On the other hand, true fluid restriction resulting in underhydration can be equally detrimental by resulting in decreased venous return and cardiac output, diminished tissue perfusion and oxygen delivery, increased blood viscosity, decreased saliva production with a predisposition to post-operative parotitis, and an increase in viscosity of pulmonary mucus, resulting in mucous plug formation and ateletactasis(Reference Lobo, Allison, Burnand, Young and Lucas25).
Peri-operative fluid therapy should be considered in the appropriate context and although maintaining patients in a state of fluid balance is ideal, this may not always be possible or desirable. Patients such as those who have acute blood loss or sepsis have a reduction in effective circulatory volume and must be resuscitated with relatively large amounts of fluids (crystalloids, colloids or blood) in order to replace this deficit in intravascular volume and maintain tissue perfusion and oxygen delivery. Thus, fluid overload may be an inevitable consequence of the resuscitation process in these patients, without which impairment in tissue oxygen delivery could result in serious adverse events and even death.
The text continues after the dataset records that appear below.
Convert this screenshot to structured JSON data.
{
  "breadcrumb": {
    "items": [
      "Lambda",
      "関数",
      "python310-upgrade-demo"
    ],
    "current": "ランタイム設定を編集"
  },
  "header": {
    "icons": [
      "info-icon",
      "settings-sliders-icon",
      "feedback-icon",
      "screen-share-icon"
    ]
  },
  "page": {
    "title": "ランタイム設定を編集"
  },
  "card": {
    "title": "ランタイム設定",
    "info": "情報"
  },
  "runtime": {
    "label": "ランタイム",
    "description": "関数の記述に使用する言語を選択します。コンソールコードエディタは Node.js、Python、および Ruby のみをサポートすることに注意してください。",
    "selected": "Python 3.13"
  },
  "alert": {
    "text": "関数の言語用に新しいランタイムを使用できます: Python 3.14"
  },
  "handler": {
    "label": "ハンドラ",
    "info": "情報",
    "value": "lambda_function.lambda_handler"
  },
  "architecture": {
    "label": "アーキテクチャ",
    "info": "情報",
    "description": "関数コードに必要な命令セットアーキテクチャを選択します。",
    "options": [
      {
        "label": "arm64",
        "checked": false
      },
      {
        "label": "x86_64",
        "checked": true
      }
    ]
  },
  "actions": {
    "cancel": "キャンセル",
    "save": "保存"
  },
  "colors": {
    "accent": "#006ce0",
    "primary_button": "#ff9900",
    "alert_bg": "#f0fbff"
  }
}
It has been shown that in the first 48 h of resuscitation with crystalloids, septic patients can gain as much as 12·5 litres in total body water (i.e. a weight gain of 12·5 kg) and that it can take up to 3 weeks to excrete this accumulation of fluid(Reference Plank, Connolly and Hill49). However, even in these patients, limitation of salt and water intake in the post acute phase can aid the excretion of this accumulated fluid excess and help in recovery and convalescence(Reference Lobo, Bjarnason and Field50). Similarly, in patients with significant ongoing losses of fluid and electrolytes, such as those with intestinal fistulae, maintenance requirements must be supplemented with like-for-like replacement, both in terms of volume and electrolytes, for what is being lost.
Within its limitations, this meta-analysis has underpinned the importance of considering fluid volume, electrolyte content, fluid balance and weight change when interpreting the results of studies on peri-operative fluid therapy. Terminology used in individual studies must be critically evaluated before making conclusions, as application of inappropriate terms may invalidate the results of some studies. The main aim of optimum peri-operative fluid therapy should, therefore, be to maintain patients in a state of zero fluid balance, as far as possible, by providing them with the right amount of the right fluid at the right time.
The authors declare no conflict of interest. K.K.V. was supported by a research fellowship awarded by the Nottingham Digestive Diseases Centre NIHR Biomedical Research Unit. Both authors have made substantial contributions to all of the following: (i) the conception and design of the study, the acquisition of data or the analysis and interpretation of data, (ii) drafting the article or revising it critically for important intellectual content and (iii) final approval of the version to be submitted.